+++ Source data

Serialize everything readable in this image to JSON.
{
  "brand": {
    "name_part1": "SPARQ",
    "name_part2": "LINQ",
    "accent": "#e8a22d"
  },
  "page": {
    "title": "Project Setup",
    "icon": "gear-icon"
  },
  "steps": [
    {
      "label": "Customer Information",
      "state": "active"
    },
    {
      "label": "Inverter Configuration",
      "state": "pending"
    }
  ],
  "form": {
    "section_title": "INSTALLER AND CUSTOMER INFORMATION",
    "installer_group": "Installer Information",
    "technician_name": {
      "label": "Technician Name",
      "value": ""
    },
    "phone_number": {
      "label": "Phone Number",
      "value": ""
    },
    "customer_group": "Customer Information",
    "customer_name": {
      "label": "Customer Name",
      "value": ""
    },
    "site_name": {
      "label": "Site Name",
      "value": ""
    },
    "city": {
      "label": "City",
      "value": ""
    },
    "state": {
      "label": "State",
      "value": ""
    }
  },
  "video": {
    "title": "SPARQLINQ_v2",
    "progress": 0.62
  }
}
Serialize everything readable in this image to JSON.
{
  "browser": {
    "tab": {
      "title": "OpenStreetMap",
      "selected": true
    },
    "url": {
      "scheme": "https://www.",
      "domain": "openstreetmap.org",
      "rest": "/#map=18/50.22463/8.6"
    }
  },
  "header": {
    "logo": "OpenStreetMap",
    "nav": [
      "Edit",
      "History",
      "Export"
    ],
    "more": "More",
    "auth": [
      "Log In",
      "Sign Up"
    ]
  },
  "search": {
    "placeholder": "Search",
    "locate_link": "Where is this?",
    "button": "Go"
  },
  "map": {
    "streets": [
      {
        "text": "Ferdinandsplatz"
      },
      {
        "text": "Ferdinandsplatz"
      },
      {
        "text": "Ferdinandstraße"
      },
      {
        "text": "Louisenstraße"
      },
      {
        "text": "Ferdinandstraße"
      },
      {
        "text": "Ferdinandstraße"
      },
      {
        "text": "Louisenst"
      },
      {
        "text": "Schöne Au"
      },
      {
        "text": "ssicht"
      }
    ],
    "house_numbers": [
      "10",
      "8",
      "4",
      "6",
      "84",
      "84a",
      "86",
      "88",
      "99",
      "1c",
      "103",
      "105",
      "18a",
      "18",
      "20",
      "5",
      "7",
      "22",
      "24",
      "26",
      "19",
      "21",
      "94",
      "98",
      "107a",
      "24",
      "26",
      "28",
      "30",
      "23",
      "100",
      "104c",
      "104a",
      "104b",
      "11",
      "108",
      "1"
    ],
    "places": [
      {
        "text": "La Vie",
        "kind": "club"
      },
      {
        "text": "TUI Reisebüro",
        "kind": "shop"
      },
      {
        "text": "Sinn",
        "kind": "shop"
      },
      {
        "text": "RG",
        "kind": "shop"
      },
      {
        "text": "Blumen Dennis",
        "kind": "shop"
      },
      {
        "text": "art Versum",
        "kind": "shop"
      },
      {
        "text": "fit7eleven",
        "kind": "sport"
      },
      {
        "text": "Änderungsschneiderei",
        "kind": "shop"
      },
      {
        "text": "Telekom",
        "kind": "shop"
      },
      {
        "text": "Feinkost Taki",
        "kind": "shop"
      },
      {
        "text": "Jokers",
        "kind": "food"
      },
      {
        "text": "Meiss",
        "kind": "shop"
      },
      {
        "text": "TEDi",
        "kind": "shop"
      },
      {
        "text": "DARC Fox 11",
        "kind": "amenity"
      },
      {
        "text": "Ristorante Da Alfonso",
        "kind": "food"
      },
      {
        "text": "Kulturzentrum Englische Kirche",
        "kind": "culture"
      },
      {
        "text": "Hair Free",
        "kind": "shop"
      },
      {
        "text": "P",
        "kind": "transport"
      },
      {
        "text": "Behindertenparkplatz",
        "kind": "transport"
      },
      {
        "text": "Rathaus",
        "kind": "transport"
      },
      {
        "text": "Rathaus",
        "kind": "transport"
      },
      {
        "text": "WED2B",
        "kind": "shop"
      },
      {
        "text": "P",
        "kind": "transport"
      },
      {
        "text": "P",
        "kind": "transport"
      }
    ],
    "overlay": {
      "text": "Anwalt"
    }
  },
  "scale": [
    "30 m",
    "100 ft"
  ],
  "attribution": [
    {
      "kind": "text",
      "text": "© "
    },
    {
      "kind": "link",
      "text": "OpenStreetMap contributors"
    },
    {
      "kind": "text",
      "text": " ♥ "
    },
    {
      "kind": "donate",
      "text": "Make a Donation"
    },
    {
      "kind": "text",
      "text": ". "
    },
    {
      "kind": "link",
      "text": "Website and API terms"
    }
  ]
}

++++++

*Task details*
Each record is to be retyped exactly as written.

*Solution to the exercise*
Serialize everything readable in this image to JSON.
{
  "brand": {
    "name_part1": "SPARQ",
    "name_part2": "LINQ",
    "accent": "#e8a22d"
  },
  "page": {
    "title": "Project Setup",
    "icon": "gear-icon"
  },
  "steps": [
    {
      "label": "Customer Information",
      "state": "active"
    },
    {
      "label": "Inverter Configuration",
      "state": "pending"
    }
  ],
  "form": {
    "section_title": "INSTALLER AND CUSTOMER INFORMATION",
    "installer_group": "Installer Information",
    "technician_name": {
      "label": "Technician Name",
      "value": ""
    },
    "phone_number": {
      "label": "Phone Number",
      "value": ""
    },
    "customer_group": "Customer Information",
    "customer_name": {
      "label": "Customer Name",
      "value": ""
    },
    "site_name": {
      "label": "Site Name",
      "value": ""
    },
    "city": {
      "label": "City",
      "value": ""
    },
    "state": {
      "label": "State",
      "value": ""
    }
  },
  "video": {
    "title": "SPARQLINQ_v2",
    "progress": 0.62
  }
}
Serialize everything readable in this image to JSON.
{
  "browser": {
    "tab": {
      "title": "OpenStreetMap",
      "selected": true
    },
    "url": {
      "scheme": "https://www.",
      "domain": "openstreetmap.org",
      "rest": "/#map=18/50.22463/8.6"
    }
  },
  "header": {
    "logo": "OpenStreetMap",
    "nav": [
      "Edit",
      "History",
      "Export"
    ],
    "more": "More",
    "auth": [
      "Log In",
      "Sign Up"
    ]
  },
  "search": {
    "placeholder": "Search",
    "locate_link": "Where is this?",
    "button": "Go"
  },
  "map": {
    "streets": [
      {
        "text": "Ferdinandsplatz"
      },
      {
        "text": "Ferdinandsplatz"
      },
      {
        "text": "Ferdinandstraße"
      },
      {
        "text": "Louisenstraße"
      },
      {
        "text": "Ferdinandstraße"
      },
      {
        "text": "Ferdinandstraße"
      },
      {
        "text": "Louisenst"
      },
      {
        "text": "Schöne Au"
      },
      {
        "text": "ssicht"
      }
    ],
    "house_numbers": [
      "10",
      "8",
      "4",
      "6",
      "84",
      "84a",
      "86",
      "88",
      "99",
      "1c",
      "103",
      "105",
      "18a",
      "18",
      "20",
      "5",
      "7",
      "22",
      "24",
      "26",
      "19",
      "21",
      "94",
      "98",
      "107a",
      "24",
      "26",
      "28",
      "30",
      "23",
      "100",
      "104c",
      "104a",
      "104b",
      "11",
      "108",
      "1"
    ],
    "places": [
      {
        "text": "La Vie",
        "kind": "club"
      },
      {
        "text": "TUI Reisebüro",
        "kind": "shop"
      },
      {
        "text": "Sinn",
        "kind": "shop"
      },
      {
        "text": "RG",
        "kind": "shop"
      },
      {
        "text": "Blumen Dennis",
        "kind": "shop"
      },
      {
        "text": "art Versum",
        "kind": "shop"
      },
      {
        "text": "fit7eleven",
        "kind": "sport"
      },
      {
        "text": "Änderungsschneiderei",
        "kind": "shop"
      },
      {
        "text": "Telekom",
        "kind": "shop"
      },
      {
        "text": "Feinkost Taki",
        "kind": "shop"
      },
      {
        "text": "Jokers",
        "kind": "food"
      },
      {
        "text": "Meiss",
        "kind": "shop"
      },
      {
        "text": "TEDi",
        "kind": "shop"
      },
      {
        "text": "DARC Fox 11",
        "kind": "amenity"
      },
      {
        "text": "Ristorante Da Alfonso",
        "kind": "food"
      },
      {
        "text": "Kulturzentrum Englische Kirche",
        "kind": "culture"
      },
      {
        "text": "Hair Free",
        "kind": "shop"
      },
      {
        "text": "P",
        "kind": "transport"
      },
      {
        "text": "Behindertenparkplatz",
        "kind": "transport"
      },
      {
        "text": "Rathaus",
        "kind": "transport"
      },
      {
        "text": "Rathaus",
        "kind": "transport"
      },
      {
        "text": "WED2B",
        "kind": "shop"
      },
      {
        "text": "P",
        "kind": "transport"
      },
      {
        "text": "P",
        "kind": "transport"
      }
    ],
    "overlay": {
      "text": "Anwalt"
    }
  },
  "scale": [
    "30 m",
    "100 ft"
  ],
  "attribution": [
    {
      "kind": "text",
      "text": "© "
    },
    {
      "kind": "link",
      "text": "OpenStreetMap contributors"
    },
    {
      "kind": "text",
      "text": " ♥ "
    },
    {
      "kind": "donate",
      "text": "Make a Donation"
    },
    {
      "kind": "text",
      "text": ". "
    },
    {
      "kind": "link",
      "text": "Website and API terms"
    }
  ]
}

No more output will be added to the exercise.